Jump to content

Recommended Posts

Mine was ex RAF too, a mk1 from RAF Kinloss which was originally blue, then yellow and IRR when transferred to REME.

 

It was modified to take a snow plough and had provision for a pair of high level headlamps bolted to the brush guard. The cab was double skinned and also had the heater unit with pipes to duct air to the windscreen and interior.

Link to post
Share on other sites
  • Replies 1.9k
  • Created
  • Last Reply

Top Posters In This Topic

Mine was ex RAF too, a mk1 from RAF Kinloss which was originally blue, then yellow and IRR when transferred to REME.

 

It was modified to take a snow plough and had provision for a pair of high level headlamps bolted to the brush guard.

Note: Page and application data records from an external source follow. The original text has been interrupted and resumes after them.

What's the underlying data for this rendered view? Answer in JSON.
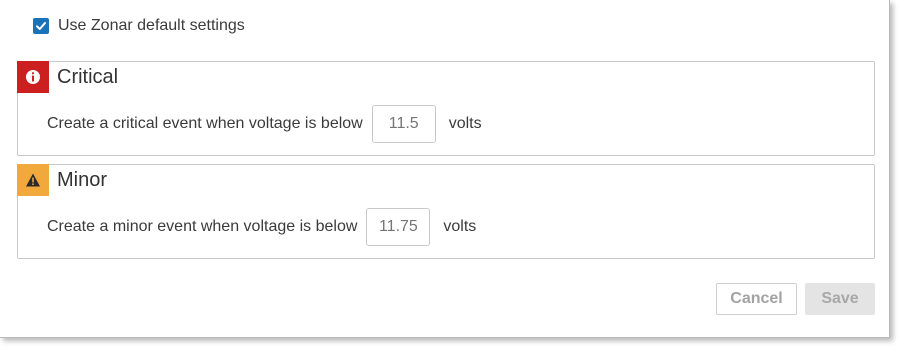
{
  "defaults": {
    "checkbox_checked": true,
    "label": "Use Zonar default settings"
  },
  "critical": {
    "title": "Critical",
    "icon": "info-circle-icon",
    "icon_color": "#cc1f1f",
    "rule_text": "Create a critical event when voltage is below",
    "placeholder": "11.5",
    "unit": "volts"
  },
  "minor": {
    "title": "Minor",
    "icon": "warning-triangle-icon",
    "icon_color": "#f2a93b",
    "rule_text": "Create a minor event when voltage is below",
    "placeholder": "11.75",
    "unit": "volts"
  },
  "actions": {
    "cancel_label": "Cancel",
    "save_label": "Save"
  },
  "colors": {
    "accent": "#1a73b8"
  }
}
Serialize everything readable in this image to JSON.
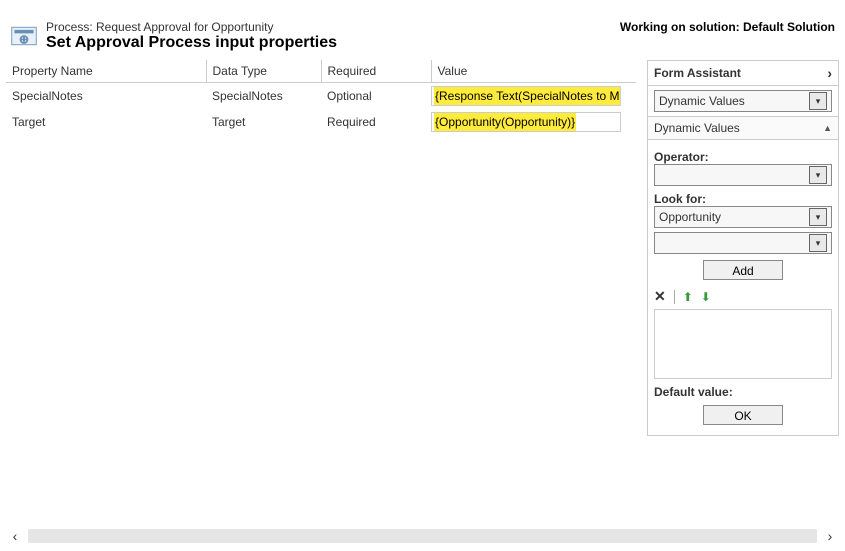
{
  "header": {
    "process_line": "Process: Request Approval for Opportunity",
    "title": "Set Approval Process input properties",
    "solution_line": "Working on solution: Default Solution"
  },
  "table": {
    "columns": {
      "name": "Property Name",
      "type": "Data Type",
      "required": "Required",
      "value": "Value"
    },
    "rows": [
      {
        "name": "SpecialNotes",
        "type": "SpecialNotes",
        "required": "Optional",
        "value_token": "{Response Text(SpecialNotes to Manager)}"
      },
      {
        "name": "Target",
        "type": "Target",
        "required": "Required",
        "value_token": "{Opportunity(Opportunity)}"
      }
    ]
  },
  "assistant": {
    "title": "Form Assistant",
    "top_dropdown": "Dynamic Values",
    "section_title": "Dynamic Values",
    "operator_label": "Operator:",
    "operator_value": "",
    "lookfor_label": "Look for:",
    "lookfor_value1": "Opportunity",
    "lookfor_value2": "",
    "add_label": "Add",
    "default_label": "Default value:",
    "ok_label": "OK"
  },
  "icons": {
    "chevron_right": "›",
    "chevron_left": "‹",
    "collapse_up": "▲",
    "dropdown": "▾",
    "delete": "✕",
    "arrow_up": "⬆",
    "arrow_down": "⬇"
  }
}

The cab was double skinned and also had the heater unit with pipes to duct air to the windscreen and interior.

 

Mike,

We had a second ex RAF Explorer - 43BT27. I remember that we rubbed it down and red leaded it before giving a top coat of Deep Bronze Green. Painted the cab out with Eau de Nil to brighten it up a bit. Shortly after however, it bit the dust with a busted rear axle (unfortunately a common problem with our Explorers).

I once seen an Explorer done out with de-misters and a proper heating system. Every year the Army used to go on a winter exercise in Norway and all the vehicles taking part were "winterised". I was in the tyre bay at Stirling workshops and the fitter was busy fitting metal studs into the tyres of the vehicles taking part. He told me about the Scammell being kitted out with a heater - I had a look at it in the workshop - loads of flexible stainless steel ducting fitted across the inside of the roof and de-misters above the windows. I would have loved to have that Explorer - our de-mister was an old rag and we were frozen during the winter.

I learnt to drive Explorers on a Mk1 - 35BC61. It didn't have the hill holder handbrake (if I remember correctly it had a transmission brake which was none too effective). The guy teaching me how to drive it had a big 'ol "D" shackle - he would ratchet up the handbrake and when he was ready to drive off he would get the bite-point on the clutch and smack the brass button on top of the handbrake with the shackle - not pretty but it worked for him! 35BC61 ended it's life in the bone-yard at Stirling workshops sitting alongside another Mk. 1 35BC46 - we robbed parts off them for a couple of years before they disappeared.

 

Regards - David

43bt27.jpg

35bc61.jpg

Link to post
Share on other sites

From what I can see the BC ones are from the very first batch in 1950 that had a transmission brake as a left over from Pioneer days.

 

The BT signifies receipts from another service but I'm sure you know that anyway.

 

The maximum towed weight for an Explorer was just 16t, I suspect that was exceeded on a regular basis giving the rear axle a hard time.

Link to post
Share on other sites
  • 2 weeks later...

Where and when was the bus being railed from? Glasgow area?

 

The Lowmac is very similar to one that we have at Newbridge as part of our fleet.

25ton capacity so the bus should be well within limits.

Decking should be Oak planking.

Link to post
Share on other sites
Where and when was the bus being railed from? Glasgow area?

 

The Lowmac is very similar to one that we have at Newbridge as part of our fleet.

25ton capacity so the bus should be well within limits.

Decking should be Oak planking.

 

Railed from Dumbarton Central station to Ruddington - mid 70's. Easy job getting them on (though the ground clearance is a bit tight). Harder job getting the chocks in and nailed down and the chains on.

 

Regards - David

Link to post
Share on other sites
Wasn't Strachans another bodybuilder or was that only on the SB3 ?

 

They were but I can't recall if they made VAS etc. bodies.

 

Judging by the shape of the missing radiator grille on the first one I assume it's one of those that had the grille that was like a panel with lots of small square punched holes in, which IIRC was on several different bodies on VAS and SB

 

Last two that style I know of coming out of the MoD were VASs LAA 541L and LAA 543L, which were used as test vehicles at RAE. Both had jacks / stabilisers etc. like the office trailers and were subsequently converted to campers.

Link to post
Share on other sites
  • 1 month later...
  • 3 months later...

This photo appeared in my local paper this week. Although it is common knowledge that 'an army lorry' once fell from the bridge into the River Tees this is the first time I have seen any photos. Nice to see that they allowed the public such a close view of the winching!

Scammel.jpg

Link to post
Share on other sites

Join the conversation

You can post now and register later. If you have an account, sign in now to post with your account.

Guest
Reply to this topic...

×   Pasted as rich text.   Paste as plain text instead

  Only 75 emoji are allowed.

×   Your link has been automatically embedded.   Display as a link instead

×   Your previous content has been restored.   Clear editor

×   You cannot paste images directly. Upload or insert images from URL.


×
×
  • Create New...